Dataset rows for apps and sites:

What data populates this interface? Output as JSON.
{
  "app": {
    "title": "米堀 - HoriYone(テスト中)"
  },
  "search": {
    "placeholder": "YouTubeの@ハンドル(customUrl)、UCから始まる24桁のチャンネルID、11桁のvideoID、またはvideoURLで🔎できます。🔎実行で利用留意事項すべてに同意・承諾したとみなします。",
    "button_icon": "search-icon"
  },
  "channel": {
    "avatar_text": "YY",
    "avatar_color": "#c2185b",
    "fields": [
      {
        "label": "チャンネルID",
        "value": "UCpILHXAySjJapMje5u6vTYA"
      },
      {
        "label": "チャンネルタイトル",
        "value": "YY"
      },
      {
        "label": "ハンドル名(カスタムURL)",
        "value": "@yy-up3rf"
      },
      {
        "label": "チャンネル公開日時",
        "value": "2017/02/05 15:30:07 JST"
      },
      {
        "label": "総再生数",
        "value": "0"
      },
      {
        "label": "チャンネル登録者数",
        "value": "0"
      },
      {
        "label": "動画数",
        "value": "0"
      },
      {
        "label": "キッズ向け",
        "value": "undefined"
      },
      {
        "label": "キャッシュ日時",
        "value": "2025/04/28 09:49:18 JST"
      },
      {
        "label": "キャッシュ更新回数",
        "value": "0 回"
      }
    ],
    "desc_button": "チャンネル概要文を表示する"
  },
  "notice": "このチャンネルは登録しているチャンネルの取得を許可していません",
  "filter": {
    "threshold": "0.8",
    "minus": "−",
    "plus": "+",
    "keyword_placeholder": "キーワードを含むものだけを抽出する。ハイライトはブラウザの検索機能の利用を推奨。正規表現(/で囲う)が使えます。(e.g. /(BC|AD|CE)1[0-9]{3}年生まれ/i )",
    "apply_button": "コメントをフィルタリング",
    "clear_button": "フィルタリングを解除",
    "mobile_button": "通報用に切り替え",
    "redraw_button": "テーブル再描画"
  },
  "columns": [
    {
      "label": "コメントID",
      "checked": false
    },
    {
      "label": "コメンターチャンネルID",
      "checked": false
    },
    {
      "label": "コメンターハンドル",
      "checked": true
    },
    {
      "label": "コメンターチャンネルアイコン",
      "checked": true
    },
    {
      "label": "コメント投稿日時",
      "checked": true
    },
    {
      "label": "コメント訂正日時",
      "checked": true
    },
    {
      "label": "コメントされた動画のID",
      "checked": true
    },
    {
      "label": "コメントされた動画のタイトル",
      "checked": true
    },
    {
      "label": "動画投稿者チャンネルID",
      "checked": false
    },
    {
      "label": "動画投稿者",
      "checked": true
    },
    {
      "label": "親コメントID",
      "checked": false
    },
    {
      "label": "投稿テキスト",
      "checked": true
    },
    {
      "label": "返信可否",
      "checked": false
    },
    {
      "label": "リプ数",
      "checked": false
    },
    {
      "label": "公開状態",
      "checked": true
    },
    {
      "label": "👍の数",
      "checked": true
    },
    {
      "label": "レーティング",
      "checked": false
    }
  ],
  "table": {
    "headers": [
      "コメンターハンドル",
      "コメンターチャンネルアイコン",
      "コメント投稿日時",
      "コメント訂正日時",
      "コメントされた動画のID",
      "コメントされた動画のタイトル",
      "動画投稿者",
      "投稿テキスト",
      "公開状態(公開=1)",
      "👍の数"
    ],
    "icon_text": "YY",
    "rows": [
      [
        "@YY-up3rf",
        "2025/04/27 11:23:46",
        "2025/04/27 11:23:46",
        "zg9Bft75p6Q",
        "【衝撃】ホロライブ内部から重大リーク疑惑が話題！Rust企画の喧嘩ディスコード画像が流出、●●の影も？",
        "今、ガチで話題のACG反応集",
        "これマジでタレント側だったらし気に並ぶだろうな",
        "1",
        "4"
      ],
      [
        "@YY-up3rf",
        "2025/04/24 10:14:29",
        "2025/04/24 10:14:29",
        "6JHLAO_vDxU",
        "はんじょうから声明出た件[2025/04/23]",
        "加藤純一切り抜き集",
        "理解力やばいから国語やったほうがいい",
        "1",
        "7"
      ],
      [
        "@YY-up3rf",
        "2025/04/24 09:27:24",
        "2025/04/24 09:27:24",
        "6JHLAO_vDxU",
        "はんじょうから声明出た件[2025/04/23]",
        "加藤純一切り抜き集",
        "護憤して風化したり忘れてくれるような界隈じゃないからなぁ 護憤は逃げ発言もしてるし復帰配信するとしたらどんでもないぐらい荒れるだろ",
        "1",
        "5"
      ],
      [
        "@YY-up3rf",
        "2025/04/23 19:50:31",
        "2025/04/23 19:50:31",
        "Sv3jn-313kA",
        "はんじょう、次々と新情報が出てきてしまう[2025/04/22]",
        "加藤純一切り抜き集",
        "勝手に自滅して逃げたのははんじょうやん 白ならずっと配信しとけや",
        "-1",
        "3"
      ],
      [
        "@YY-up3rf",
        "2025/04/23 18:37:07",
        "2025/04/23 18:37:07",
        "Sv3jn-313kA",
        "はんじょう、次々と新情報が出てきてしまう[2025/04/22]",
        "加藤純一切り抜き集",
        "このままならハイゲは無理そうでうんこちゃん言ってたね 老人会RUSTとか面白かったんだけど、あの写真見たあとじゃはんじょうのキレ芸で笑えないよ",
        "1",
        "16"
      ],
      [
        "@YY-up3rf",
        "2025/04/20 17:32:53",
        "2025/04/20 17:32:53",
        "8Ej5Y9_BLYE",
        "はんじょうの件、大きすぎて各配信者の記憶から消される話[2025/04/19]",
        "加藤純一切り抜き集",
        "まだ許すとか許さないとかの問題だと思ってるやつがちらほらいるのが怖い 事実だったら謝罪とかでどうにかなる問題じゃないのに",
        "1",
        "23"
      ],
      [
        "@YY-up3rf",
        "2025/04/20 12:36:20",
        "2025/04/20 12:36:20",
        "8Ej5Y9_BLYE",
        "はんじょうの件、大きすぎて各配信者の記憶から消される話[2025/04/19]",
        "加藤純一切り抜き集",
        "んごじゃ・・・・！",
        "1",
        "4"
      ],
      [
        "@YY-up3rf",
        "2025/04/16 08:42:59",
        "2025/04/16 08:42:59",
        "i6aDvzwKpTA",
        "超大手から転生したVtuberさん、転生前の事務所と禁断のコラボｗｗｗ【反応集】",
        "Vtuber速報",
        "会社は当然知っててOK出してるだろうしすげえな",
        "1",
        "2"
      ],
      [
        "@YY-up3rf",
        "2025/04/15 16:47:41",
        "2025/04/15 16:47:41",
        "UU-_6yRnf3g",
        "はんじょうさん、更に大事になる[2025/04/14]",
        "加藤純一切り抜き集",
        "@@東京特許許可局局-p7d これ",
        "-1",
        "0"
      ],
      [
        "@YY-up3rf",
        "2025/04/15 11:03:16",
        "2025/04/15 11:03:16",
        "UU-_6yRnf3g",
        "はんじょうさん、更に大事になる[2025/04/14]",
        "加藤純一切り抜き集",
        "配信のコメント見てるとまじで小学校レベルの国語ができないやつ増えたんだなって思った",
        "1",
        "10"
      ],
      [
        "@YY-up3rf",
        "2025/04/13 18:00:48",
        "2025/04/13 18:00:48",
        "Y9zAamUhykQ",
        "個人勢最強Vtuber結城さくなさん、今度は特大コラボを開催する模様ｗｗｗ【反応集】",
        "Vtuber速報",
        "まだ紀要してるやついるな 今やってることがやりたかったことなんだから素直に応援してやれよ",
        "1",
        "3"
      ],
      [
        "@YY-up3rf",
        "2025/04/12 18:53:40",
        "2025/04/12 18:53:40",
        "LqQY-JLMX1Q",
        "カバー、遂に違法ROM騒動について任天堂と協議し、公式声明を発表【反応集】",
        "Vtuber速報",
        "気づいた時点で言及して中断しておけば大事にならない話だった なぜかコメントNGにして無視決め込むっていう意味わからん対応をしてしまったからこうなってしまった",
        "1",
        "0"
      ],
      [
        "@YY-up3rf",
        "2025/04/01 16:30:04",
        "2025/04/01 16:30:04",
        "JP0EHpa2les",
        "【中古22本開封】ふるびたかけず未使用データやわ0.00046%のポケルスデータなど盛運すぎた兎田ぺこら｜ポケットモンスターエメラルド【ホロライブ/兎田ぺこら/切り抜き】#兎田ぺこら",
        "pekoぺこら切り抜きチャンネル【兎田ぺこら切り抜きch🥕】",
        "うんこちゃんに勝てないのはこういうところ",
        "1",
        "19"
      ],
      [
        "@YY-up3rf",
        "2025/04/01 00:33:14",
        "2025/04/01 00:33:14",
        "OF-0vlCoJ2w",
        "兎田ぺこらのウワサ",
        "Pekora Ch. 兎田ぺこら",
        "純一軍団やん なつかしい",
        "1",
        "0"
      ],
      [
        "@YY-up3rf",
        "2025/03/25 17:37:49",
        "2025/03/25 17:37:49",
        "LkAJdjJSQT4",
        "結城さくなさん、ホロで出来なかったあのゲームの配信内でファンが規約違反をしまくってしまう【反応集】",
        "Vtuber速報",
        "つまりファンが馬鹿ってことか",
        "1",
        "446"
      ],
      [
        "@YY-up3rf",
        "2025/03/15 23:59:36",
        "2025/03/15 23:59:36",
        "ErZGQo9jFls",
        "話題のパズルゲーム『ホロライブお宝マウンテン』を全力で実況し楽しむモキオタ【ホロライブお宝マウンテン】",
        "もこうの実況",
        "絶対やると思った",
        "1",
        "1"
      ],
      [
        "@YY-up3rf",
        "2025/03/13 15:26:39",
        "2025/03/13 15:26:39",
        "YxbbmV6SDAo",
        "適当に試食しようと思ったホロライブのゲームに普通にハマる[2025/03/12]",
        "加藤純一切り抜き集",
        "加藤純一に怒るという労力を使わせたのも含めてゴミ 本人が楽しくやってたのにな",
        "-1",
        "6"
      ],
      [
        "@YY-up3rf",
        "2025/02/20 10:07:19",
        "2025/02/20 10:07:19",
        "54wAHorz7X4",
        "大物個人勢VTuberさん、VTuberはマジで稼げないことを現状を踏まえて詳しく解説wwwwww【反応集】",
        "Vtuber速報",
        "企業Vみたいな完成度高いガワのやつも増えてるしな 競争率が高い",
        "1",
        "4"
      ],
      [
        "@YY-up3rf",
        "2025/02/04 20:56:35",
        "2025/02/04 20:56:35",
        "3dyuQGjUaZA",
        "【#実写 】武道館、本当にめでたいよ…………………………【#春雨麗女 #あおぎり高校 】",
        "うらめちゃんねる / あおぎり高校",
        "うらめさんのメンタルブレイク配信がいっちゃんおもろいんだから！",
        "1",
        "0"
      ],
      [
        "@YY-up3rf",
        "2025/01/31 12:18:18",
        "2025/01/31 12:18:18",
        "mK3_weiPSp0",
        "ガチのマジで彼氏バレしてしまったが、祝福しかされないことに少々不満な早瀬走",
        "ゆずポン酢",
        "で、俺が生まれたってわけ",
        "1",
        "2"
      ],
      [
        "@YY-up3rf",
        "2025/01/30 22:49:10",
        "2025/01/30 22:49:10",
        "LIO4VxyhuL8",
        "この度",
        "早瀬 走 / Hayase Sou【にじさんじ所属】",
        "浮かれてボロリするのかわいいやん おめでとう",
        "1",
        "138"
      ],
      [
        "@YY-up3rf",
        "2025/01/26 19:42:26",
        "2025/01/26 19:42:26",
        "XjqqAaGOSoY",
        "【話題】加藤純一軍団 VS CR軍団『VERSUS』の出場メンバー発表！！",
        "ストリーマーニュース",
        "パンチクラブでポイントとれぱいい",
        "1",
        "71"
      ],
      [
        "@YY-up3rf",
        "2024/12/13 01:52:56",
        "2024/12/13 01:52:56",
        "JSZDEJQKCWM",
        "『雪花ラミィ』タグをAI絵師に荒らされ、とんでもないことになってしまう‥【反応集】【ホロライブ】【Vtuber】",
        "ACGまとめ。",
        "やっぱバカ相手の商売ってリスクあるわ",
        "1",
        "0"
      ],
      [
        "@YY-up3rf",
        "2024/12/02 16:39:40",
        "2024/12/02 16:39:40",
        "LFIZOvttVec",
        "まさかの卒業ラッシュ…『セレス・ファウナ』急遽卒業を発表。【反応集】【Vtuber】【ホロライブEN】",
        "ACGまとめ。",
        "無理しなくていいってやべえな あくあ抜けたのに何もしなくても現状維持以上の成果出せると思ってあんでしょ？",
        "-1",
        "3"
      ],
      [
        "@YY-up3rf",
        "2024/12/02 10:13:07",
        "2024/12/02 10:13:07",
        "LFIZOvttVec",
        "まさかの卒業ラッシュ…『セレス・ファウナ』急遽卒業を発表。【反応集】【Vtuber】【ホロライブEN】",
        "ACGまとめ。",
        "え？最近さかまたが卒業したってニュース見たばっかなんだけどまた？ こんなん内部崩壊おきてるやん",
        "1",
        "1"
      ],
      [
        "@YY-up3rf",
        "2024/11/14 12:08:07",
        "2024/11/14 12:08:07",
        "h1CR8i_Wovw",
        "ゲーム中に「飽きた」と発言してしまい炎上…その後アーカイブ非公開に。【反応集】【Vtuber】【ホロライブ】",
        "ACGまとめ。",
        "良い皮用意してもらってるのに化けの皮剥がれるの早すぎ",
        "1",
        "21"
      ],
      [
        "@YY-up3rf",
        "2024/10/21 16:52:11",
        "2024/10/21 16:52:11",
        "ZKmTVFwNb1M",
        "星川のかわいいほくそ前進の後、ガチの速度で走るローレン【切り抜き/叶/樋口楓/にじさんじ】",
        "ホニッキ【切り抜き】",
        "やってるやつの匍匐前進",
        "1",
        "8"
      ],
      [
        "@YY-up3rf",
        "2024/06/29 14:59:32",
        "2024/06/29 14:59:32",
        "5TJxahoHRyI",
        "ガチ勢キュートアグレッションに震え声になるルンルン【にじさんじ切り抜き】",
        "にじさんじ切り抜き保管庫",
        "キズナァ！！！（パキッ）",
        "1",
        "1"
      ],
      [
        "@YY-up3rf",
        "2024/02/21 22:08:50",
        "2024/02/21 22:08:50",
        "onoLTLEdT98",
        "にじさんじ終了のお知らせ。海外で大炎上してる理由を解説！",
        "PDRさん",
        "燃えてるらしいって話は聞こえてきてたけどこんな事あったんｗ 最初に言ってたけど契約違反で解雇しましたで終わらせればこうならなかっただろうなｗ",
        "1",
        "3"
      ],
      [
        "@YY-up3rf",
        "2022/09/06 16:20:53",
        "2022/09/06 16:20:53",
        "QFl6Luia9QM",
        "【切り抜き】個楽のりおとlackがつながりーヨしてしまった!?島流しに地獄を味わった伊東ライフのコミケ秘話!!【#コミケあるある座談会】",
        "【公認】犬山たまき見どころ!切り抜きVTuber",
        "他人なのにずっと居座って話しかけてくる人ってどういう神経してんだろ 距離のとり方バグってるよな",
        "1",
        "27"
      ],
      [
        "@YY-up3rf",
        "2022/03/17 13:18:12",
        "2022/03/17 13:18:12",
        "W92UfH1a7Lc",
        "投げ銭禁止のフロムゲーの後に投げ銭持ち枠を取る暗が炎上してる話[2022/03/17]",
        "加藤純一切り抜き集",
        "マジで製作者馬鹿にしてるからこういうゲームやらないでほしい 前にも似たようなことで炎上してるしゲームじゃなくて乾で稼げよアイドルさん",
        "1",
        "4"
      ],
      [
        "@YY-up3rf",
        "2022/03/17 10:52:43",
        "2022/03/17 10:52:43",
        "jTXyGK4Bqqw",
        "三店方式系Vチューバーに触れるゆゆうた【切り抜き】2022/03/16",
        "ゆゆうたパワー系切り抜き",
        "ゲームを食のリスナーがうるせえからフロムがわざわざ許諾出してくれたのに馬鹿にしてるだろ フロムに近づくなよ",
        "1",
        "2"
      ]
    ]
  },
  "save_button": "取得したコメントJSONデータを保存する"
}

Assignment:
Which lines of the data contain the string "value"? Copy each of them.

Answer to this task:
        "value": "UCpILHXAySjJapMje5u6vTYA"
        "value": "YY"
        "value": "@yy-up3rf"
        "value": "2017/02/05 15:30:07 JST"
        "value": "0"
        "value": "0"
        "value": "0"
        "value": "undefined"
        "value": "2025/04/28 09:49:18 JST"
        "value": "0 回"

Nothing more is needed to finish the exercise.